نتیجه گیری انگلیسی
We introduce the preventive maintenance scheduling problem with interval costs (PMSPIC), which is an NP-hard problem. We demonstrate that the 0-1 ILP model (1a), (1b), (1c), (1d), (1e) and (1f), originally developed for the joint replenishment problem, provides a mathematical model for the PMSPIC. We show that the integrality restrictions on a majority of the variables in the model can be relaxed, and that the inequality constraints define facets of the convex hull of feasible solutions. The model (1a), (1b), (1c), (1d), (1e) and (1f) is evaluated through case studies from the aircraft, railway, and wind power industries. It is designed for PM scheduling, but can also be dynamically used in a setting allowing for rescheduling. Using the model (1a), (1b), (1c), (1d), (1e) and (1f) reduces the maintenance costs by up to 16% as compared with the best simple policy investigated. Modeling the expected cost for CM between consecutive maintenance occasions by an interval cost reveals a limitation of our approach: Interval costs for separate components are expected to be accurate models only in cases where an unexpected CM event has only a weak influence on the maintenance schedules for the system.
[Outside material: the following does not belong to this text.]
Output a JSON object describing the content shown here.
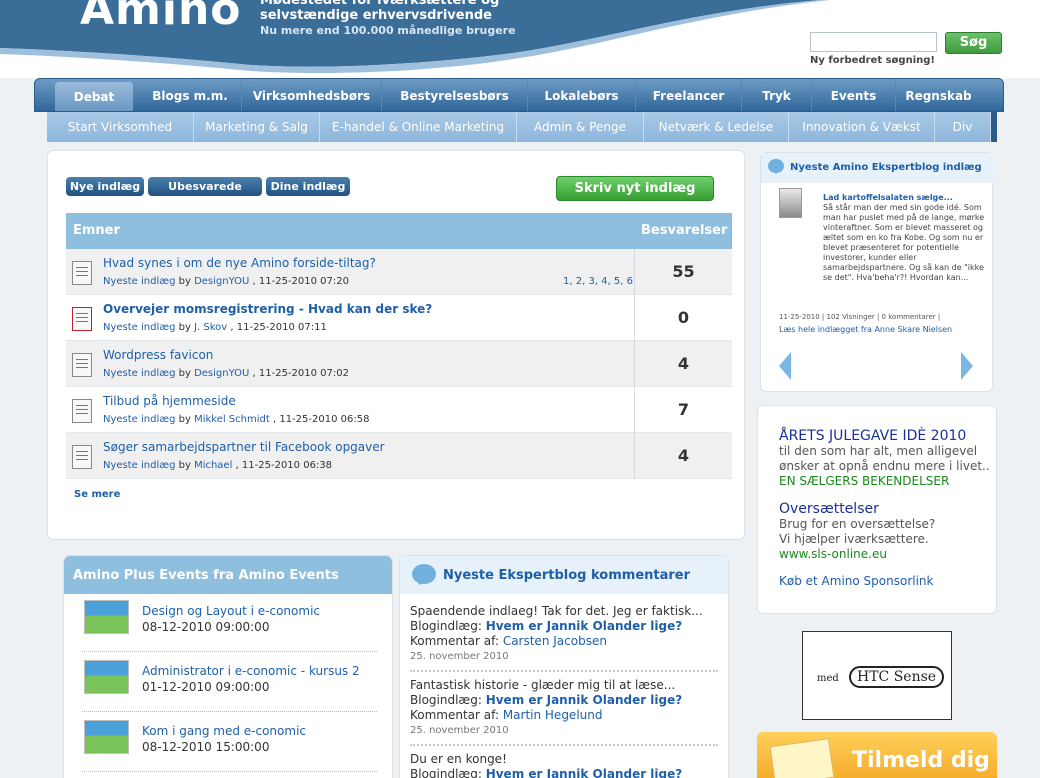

In the aircraft engine study, comprising relatively few CM events, this seems to be the case. However, for the wind farm study, due to the large number of components unexpected stops will be frequent, hence the separate component interval cost does not accurately capture the effects on the system of unexpected CM events. In future research, we will study problems comprising several types of maintenance decisions; inspections, and repairs at different levels. We also intend to develop the model (1a), (1b), (1c), (1d), (1e) and (1f) to include, e.g., production and staff planning.